**TASK TO CARRY OUT**
Below is a set of records; restate each one word for word.

**EXTRACTED DATA**
☆ ☆ ☆ ☆ ☆
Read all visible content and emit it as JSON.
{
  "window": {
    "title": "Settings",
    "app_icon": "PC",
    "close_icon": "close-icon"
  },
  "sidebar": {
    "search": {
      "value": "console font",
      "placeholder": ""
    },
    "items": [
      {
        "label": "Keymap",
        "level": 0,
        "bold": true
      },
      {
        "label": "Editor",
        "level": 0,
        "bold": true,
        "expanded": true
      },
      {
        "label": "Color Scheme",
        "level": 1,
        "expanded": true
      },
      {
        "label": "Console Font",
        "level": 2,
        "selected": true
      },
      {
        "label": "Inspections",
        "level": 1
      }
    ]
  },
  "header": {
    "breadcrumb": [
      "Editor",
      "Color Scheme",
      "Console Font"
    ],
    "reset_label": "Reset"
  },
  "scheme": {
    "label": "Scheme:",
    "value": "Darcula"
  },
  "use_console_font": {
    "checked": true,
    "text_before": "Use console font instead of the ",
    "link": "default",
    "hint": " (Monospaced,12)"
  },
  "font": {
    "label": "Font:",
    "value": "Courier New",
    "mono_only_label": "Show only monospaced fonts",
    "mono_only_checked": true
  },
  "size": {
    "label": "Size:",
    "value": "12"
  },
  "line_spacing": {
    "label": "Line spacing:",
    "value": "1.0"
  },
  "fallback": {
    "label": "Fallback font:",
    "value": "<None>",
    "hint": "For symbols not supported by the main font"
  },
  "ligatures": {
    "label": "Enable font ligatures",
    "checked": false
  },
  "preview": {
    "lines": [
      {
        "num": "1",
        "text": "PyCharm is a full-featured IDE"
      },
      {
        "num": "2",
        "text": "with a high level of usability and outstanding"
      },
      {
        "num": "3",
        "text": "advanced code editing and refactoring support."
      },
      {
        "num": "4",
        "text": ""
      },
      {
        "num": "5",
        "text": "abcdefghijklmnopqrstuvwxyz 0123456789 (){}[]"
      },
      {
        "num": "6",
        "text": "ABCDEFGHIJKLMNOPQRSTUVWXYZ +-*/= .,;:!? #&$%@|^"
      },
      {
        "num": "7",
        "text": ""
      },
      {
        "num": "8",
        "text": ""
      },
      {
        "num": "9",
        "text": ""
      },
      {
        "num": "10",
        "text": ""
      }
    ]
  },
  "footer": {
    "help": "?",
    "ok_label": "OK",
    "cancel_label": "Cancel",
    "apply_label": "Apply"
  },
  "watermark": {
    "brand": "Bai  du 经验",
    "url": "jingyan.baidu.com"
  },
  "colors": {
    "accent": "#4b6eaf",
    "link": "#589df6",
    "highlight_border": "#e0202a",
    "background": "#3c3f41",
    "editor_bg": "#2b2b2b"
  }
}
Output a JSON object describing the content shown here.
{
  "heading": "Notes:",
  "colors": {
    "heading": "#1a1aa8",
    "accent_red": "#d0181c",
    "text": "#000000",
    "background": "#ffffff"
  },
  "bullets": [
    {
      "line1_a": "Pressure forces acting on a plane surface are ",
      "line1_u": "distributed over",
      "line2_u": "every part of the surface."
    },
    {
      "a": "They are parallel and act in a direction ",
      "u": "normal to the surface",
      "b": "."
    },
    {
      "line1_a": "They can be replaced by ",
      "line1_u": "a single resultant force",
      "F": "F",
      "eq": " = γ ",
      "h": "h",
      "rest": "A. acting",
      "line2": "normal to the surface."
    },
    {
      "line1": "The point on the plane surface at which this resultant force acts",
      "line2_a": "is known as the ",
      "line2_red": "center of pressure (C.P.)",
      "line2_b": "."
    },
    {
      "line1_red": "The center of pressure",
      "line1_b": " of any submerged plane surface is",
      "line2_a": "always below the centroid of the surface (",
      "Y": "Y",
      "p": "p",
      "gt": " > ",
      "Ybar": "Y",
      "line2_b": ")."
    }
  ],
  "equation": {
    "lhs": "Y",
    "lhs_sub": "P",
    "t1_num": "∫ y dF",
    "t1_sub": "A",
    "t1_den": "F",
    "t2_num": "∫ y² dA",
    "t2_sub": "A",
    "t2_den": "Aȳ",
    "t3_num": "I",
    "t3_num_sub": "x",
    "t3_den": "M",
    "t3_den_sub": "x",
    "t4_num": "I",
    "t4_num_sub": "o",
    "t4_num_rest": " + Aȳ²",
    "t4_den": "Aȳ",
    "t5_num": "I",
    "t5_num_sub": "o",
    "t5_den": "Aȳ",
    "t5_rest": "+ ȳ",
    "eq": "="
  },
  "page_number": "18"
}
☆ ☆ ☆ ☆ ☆
**EXPECTED ANSWER**
Read all visible content and emit it as JSON.
{
  "window": {
    "title": "Settings",
    "app_icon": "PC",
    "close_icon": "close-icon"
  },
  "sidebar": {
    "search": {
      "value": "console font",
      "placeholder": ""
    },
    "items": [
      {
        "label": "Keymap",
        "level": 0,
        "bold": true
      },
      {
        "label": "Editor",
        "level": 0,
        "bold": true,
        "expanded": true
      },
      {
        "label": "Color Scheme",
        "level": 1,
        "expanded": true
      },
      {
        "label": "Console Font",
        "level": 2,
        "selected": true
      },
      {
        "label": "Inspections",
        "level": 1
      }
    ]
  },
  "header": {
    "breadcrumb": [
      "Editor",
      "Color Scheme",
      "Console Font"
    ],
    "reset_label": "Reset"
  },
  "scheme": {
    "label": "Scheme:",
    "value": "Darcula"
  },
  "use_console_font": {
    "checked": true,
    "text_before": "Use console font instead of the ",
    "link": "default",
    "hint": " (Monospaced,12)"
  },
  "font": {
    "label": "Font:",
    "value": "Courier New",
    "mono_only_label": "Show only monospaced fonts",
    "mono_only_checked": true
  },
  "size": {
    "label": "Size:",
    "value": "12"
  },
  "line_spacing": {
    "label": "Line spacing:",
    "value": "1.0"
  },
  "fallback": {
    "label": "Fallback font:",
    "value": "<None>",
    "hint": "For symbols not supported by the main font"
  },
  "ligatures": {
    "label": "Enable font ligatures",
    "checked": false
  },
  "preview": {
    "lines": [
      {
        "num": "1",
        "text": "PyCharm is a full-featured IDE"
      },
      {
        "num": "2",
        "text": "with a high level of usability and outstanding"
      },
      {
        "num": "3",
        "text": "advanced code editing and refactoring support."
      },
      {
        "num": "4",
        "text": ""
      },
      {
        "num": "5",
        "text": "abcdefghijklmnopqrstuvwxyz 0123456789 (){}[]"
      },
      {
        "num": "6",
        "text": "ABCDEFGHIJKLMNOPQRSTUVWXYZ +-*/= .,;:!? #&$%@|^"
      },
      {
        "num": "7",
        "text": ""
      },
      {
        "num": "8",
        "text": ""
      },
      {
        "num": "9",
        "text": ""
      },
      {
        "num": "10",
        "text": ""
      }
    ]
  },
  "footer": {
    "help": "?",
    "ok_label": "OK",
    "cancel_label": "Cancel",
    "apply_label": "Apply"
  },
  "watermark": {
    "brand": "Bai  du 经验",
    "url": "jingyan.baidu.com"
  },
  "colors": {
    "accent": "#4b6eaf",
    "link": "#589df6",
    "highlight_border": "#e0202a",
    "background": "#3c3f41",
    "editor_bg": "#2b2b2b"
  }
}
Output a JSON object describing the content shown here.
{
  "heading": "Notes:",
  "colors": {
    "heading": "#1a1aa8",
    "accent_red": "#d0181c",
    "text": "#000000",
    "background": "#ffffff"
  },
  "bullets": [
    {
      "line1_a": "Pressure forces acting on a plane surface are ",
      "line1_u": "distributed over",
      "line2_u": "every part of the surface."
    },
    {
      "a": "They are parallel and act in a direction ",
      "u": "normal to the surface",
      "b": "."
    },
    {
      "line1_a": "They can be replaced by ",
      "line1_u": "a single resultant force",
      "F": "F",
      "eq": " = γ ",
      "h": "h",
      "rest": "A. acting",
      "line2": "normal to the surface."
    },
    {
      "line1": "The point on the plane surface at which this resultant force acts",
      "line2_a": "is known as the ",
      "line2_red": "center of pressure (C.P.)",
      "line2_b": "."
    },
    {
      "line1_red": "The center of pressure",
      "line1_b": " of any submerged plane surface is",
      "line2_a": "always below the centroid of the surface (",
      "Y": "Y",
      "p": "p",
      "gt": " > ",
      "Ybar": "Y",
      "line2_b": ")."
    }
  ],
  "equation": {
    "lhs": "Y",
    "lhs_sub": "P",
    "t1_num": "∫ y dF",
    "t1_sub": "A",
    "t1_den": "F",
    "t2_num": "∫ y² dA",
    "t2_sub": "A",
    "t2_den": "Aȳ",
    "t3_num": "I",
    "t3_num_sub": "x",
    "t3_den": "M",
    "t3_den_sub": "x",
    "t4_num": "I",
    "t4_num_sub": "o",
    "t4_num_rest": " + Aȳ²",
    "t4_den": "Aȳ",
    "t5_num": "I",
    "t5_num_sub": "o",
    "t5_den": "Aȳ",
    "t5_rest": "+ ȳ",
    "eq": "="
  },
  "page_number": "18"
}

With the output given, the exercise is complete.